GUEST COLUMN

Train your staff to keep abuse in check

Are your policies up to date?

It is the kind of case that makes readers cringe. For decades, a disabled woman was abused by her spouse. The warning signs were either ignored or, when reported, lost in the bureaucratic shuffle between social workers and state health department officials. The case, which broke in Washington state in May, has led to calls for changes in policies by the governor, and increased training for state and private health care workers on how to deal with suspected abuse cases. As the population ages, the potential for abuse — physical, verbal, sexual, or financial — among the most needy populations increases. Is your staff properly trained?

According to attorney John Gilliland II, whose law firm has offices in Kentucky, Ohio, and Indiana, states have laws requiring that health care workers report suspected abuse. "The situation will vary from state to state," he says, "but generally, most laws that I have seen require health professionals to report suspected abuse to an adult protective services-type agency."

Indiana’s state law, for example, requires that an agency employee notify his or her superior, who in turn should report to the appropriate state officials — either adult protective services or a law enforcement agency.

Your staff should be aware of the laws, and your agency should have some policy in place and known to staff outlining the course of action for suspected abuse, Gilliland says (see sample policy, p. 91). "You should do inservices so that employees know their responsibilities under state law."

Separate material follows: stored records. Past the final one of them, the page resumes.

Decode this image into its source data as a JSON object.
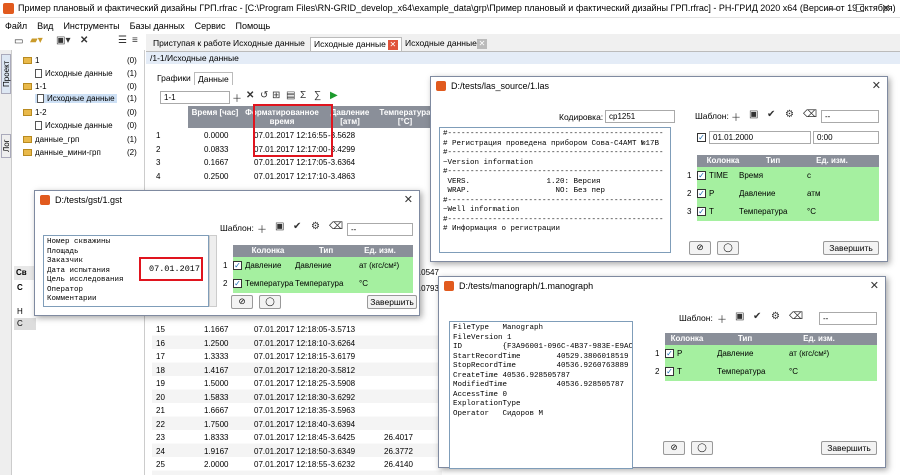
{
  "window": {
    "title": "Пример плановый и фактический дизайны ГРП.rfrac - [C:\\Program Files\\RN-GRID_develop_x64\\example_data\\grp\\Пример плановый и фактический дизайны ГРП.rfrac] - РН-ГРИД 2020 x64 (Версия от 19 октября)"
  },
  "menu": [
    "Файл",
    "Вид",
    "Инструменты",
    "Базы данных",
    "Сервис",
    "Помощь"
  ],
  "side_tabs": [
    "Проект",
    "Лог"
  ],
  "tree": [
    {
      "label": "1",
      "count": "(0)",
      "indent": 1,
      "icon": "folder-icon"
    },
    {
      "label": "Исходные данные",
      "count": "(1)",
      "indent": 2,
      "icon": "document-icon"
    },
    {
      "label": "1-1",
      "count": "(0)",
      "indent": 1,
      "icon": "folder-icon"
    },
    {
      "label": "Исходные данные",
      "count": "(1)",
      "indent": 2,
      "icon": "document-icon"
    },
    {
      "label": "1-2",
      "count": "(0)",
      "indent": 1,
      "icon": "folder-icon"
    },
    {
      "label": "Исходные данные",
      "count": "(0)",
      "indent": 2,
      "icon": "document-icon"
    },
    {
      "label": "данные_грп",
      "count": "(1)",
      "indent": 1,
      "icon": "folder-icon"
    },
    {
      "label": "данные_мини-грп",
      "count": "(2)",
      "indent": 1,
      "icon": "folder-icon"
    }
  ],
  "tabs": [
    "Приступая к работе",
    "Исходные данные",
    "Исходные данные",
    "Исходные данные"
  ],
  "breadcrumb": "/1-1/Исходные данные",
  "subtabs": [
    "Графики",
    "Данные"
  ],
  "grid": {
    "selector": "1-1",
    "headers": [
      "Время [час]",
      "Форматированное время",
      "Давление [атм]",
      "Температура [°С]"
    ],
    "rows": [
      [
        "1",
        "0.0000",
        "07.01.2017 12:16:55",
        "-3.5628",
        ""
      ],
      [
        "2",
        "0.0833",
        "07.01.2017 12:17:00",
        "-3.4299",
        ""
      ],
      [
        "3",
        "0.1667",
        "07.01.2017 12:17:05",
        "-3.6364",
        ""
      ],
      [
        "4",
        "0.2500",
        "07.01.2017 12:17:10",
        "-3.4863",
        ""
      ],
      [
        "15",
        "1.1667",
        "07.01.2017 12:18:05",
        "-3.5713",
        ""
      ],
      [
        "16",
        "1.2500",
        "07.01.2017 12:18:10",
        "-3.6264",
        ""
      ],
      [
        "17",
        "1.3333",
        "07.01.2017 12:18:15",
        "-3.6179",
        ""
      ],
      [
        "18",
        "1.4167",
        "07.01.2017 12:18:20",
        "-3.5812",
        ""
      ],
      [
        "19",
        "1.5000",
        "07.01.2017 12:18:25",
        "-3.5908",
        ""
      ],
      [
        "20",
        "1.5833",
        "07.01.2017 12:18:30",
        "-3.6292",
        ""
      ],
      [
        "21",
        "1.6667",
        "07.01.2017 12:18:35",
        "-3.5963",
        ""
      ],
      [
        "22",
        "1.7500",
        "07.01.2017 12:18:40",
        "-3.6394",
        ""
      ],
      [
        "23",
        "1.8333",
        "07.01.2017 12:18:45",
        "-3.6425",
        "26.4017"
      ],
      [
        "24",
        "1.9167",
        "07.01.2017 12:18:50",
        "-3.6349",
        "26.3772"
      ],
      [
        "25",
        "2.0000",
        "07.01.2017 12:18:55",
        "-3.6232",
        "26.4140"
      ]
    ],
    "partial_right": [
      "26.0547",
      "26.0793"
    ],
    "side_fragments": [
      "Св",
      "С",
      "Н",
      "С"
    ]
  },
  "gst": {
    "title": "D:/tests/gst/1.gst",
    "lines": [
      "Номер скважины",
      "Площадь",
      "Заказчик",
      "Дата испытания",
      "Цель исследования",
      "Оператор",
      "Комментарии"
    ],
    "date_value": "07.01.2017",
    "template_label": "Шаблон:",
    "template_value": "--",
    "cols": [
      "Колонка",
      "Тип",
      "Ед. изм."
    ],
    "rows": [
      {
        "n": "1",
        "col": "Давление",
        "type": "Давление",
        "unit": "ат (кгс/см²)"
      },
      {
        "n": "2",
        "col": "Температура",
        "type": "Температура",
        "unit": "°С"
      }
    ],
    "finish": "Завершить"
  },
  "las": {
    "title": "D:/tests/las_source/1.las",
    "encoding_label": "Кодировка:",
    "encoding": "cp1251",
    "lines": [
      "#------------------------------------------------",
      "# Регистрация проведена прибором Сова-С4АМТ №17В",
      "#------------------------------------------------",
      "~Version information",
      "#------------------------------------------------",
      " VERS.                 1.20: Версия",
      " WRAP.                   NO: Без пер",
      "#------------------------------------------------",
      "~Well information",
      "#------------------------------------------------",
      "# Информация о регистрации"
    ],
    "template_label": "Шаблон:",
    "template_value": "--",
    "date": "01.01.2000",
    "time": "0:00",
    "cols": [
      "Колонка",
      "Тип",
      "Ед. изм."
    ],
    "rows": [
      {
        "n": "1",
        "col": "TIME",
        "type": "Время",
        "unit": "с"
      },
      {
        "n": "2",
        "col": "P",
        "type": "Давление",
        "unit": "атм"
      },
      {
        "n": "3",
        "col": "T",
        "type": "Температура",
        "unit": "°С"
      }
    ],
    "finish": "Завершить"
  },
  "mano": {
    "title": "D:/tests/manograph/1.manograph",
    "lines": [
      "FileType   Manograph",
      "FileVersion 1",
      "ID         {F3A96001-096C-4B37-983E-E9AC",
      "StartRecordTime        40529.3806018519",
      "StopRecordTime         40536.9260763889",
      "CreateTime 40536.928505787",
      "ModifiedTime           40536.928505787",
      "AccessTime 0",
      "ExplorationType",
      "Operator   Сидоров М"
    ],
    "template_label": "Шаблон:",
    "template_value": "--",
    "cols": [
      "Колонка",
      "Тип",
      "Ед. изм."
    ],
    "rows": [
      {
        "n": "1",
        "col": "P",
        "type": "Давление",
        "unit": "ат (кгс/см²)"
      },
      {
        "n": "2",
        "col": "T",
        "type": "Температура",
        "unit": "°С"
      }
    ],
    "finish": "Завершить"
  },
  "colors": {
    "header": "#8a8f99",
    "row_green": "#a5f0a0",
    "highlight": "#e0141e"
  }
}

Not complying with the law could lead to criminal or civil action against the staff member or agency for failure to do a duty imposed by law. Professionals could also lose their licenses.

In-Home Health, in Minnetonka, MN, starts the education from orientation, says Cathy Nielsen, RN, CPHQ, vice president of clinical services for the agency. Along with the corporate policies and procedures, they also include various state requirements. California, for instance, has some stricter guidelines than in other states. Those rules have led to some corporate changes, too, says Nielsen. For instance, along with physical, verbal, sexual, and financial abuse, they now also train staff to look for signs of physical, sexual, and financial exploitation. The policies include examples of all of those items, as well as examples of neglect, verbal abuse, and failure to provide care. (See Guidelines for Recognizing Abuse, inserted in this issue.)

Get entire team involved

Nielsen says that when a nurse or aide first suspects something might be amiss, the first step should be to report it to his or her supervisor and call a team conference. "Care conferences can be very helpful to see what other people who have responsibility think might be going on. It also helps in outlining options."

In some cases, what seems like abuse may be something different, she says. For example, what a caregiver sees as a verbal abuse might not seem so to the client. "You have to see how the patient is interpreting it. If the wife is used to being submissive to the husband and it isn’t a problem, maybe you don’t address it."

In cases such as this, it can be helpful to get a social worker involved, Nielsen adds. "They can help you to understand the family dynamics."

If, however, the problem happens in front of your employee and it makes him or her uncomfortable, it should be addressed. "You can make it clear that the person should not behave that way while you are in the house," Nielsen says. "If it continues, then you may want to have a written contract that the behavior will not continue."

In-Home Health’s policy requires the employee to report to the supervisor first. "Usually, they have more experience," Nielsen says. "They can decide if it is something that seems reportable or if further investigation is needed."

The employee is asked to fill out a non-employee unusual occurrence report as well, documenting what he or she observed. The supervisor will talk with other employees involved in the case, get feedback, and perhaps make a home visit herself.

The only exception to that, she says, is if there is an obvious immediate danger to the patient or employee. In that case, the authorities are called immediately. "But if we can, we try to correct the situation in the home environment first."

Consultant Greg George, who owns Healthcare Accreditation Consultants of Fairview, TN, says your policy should include:

A discussion of the chain of reporting suspected abuse.

An outline of the legal responsibilities to report and the penalties for not doing so. Also, include any relevant telephone numbers of state authorities.

Guidelines for recognizing signs of abuse.

George says you should include signs of child abuse, too, if you do pediatric work. If you do, be sure you include a list of characteristics of the non-abusing adult who may also require protective services.

Don’t worry that giving this kind of information to your employees will make them over-report suspected abuse. It isn’t likely, Gilliland says. Even if they do mistakenly report something, in most cases, state law will protect that person and the agency from criminal and civil penalties for making a report in good faith.

Sources

Cathy Nielsen, RN, CPHQ, Vice President of Clinical Services, In-Home Health, 601 Carleton Parkway., Minnetonka, MN 55305. Telephone: (612) 449-7500.

John Gilliland II, Gilliland & Associates, Attorneys and Counselors at Law, 211 Grandview Drive, Covington, KY 41017. Telephone: (606) 344-8515.

Greg George, Consultant, Healthcare Accreditation Consultants, 7519 Chester Road, Fairview, TN 37062. Telephone: (615) 799-5867.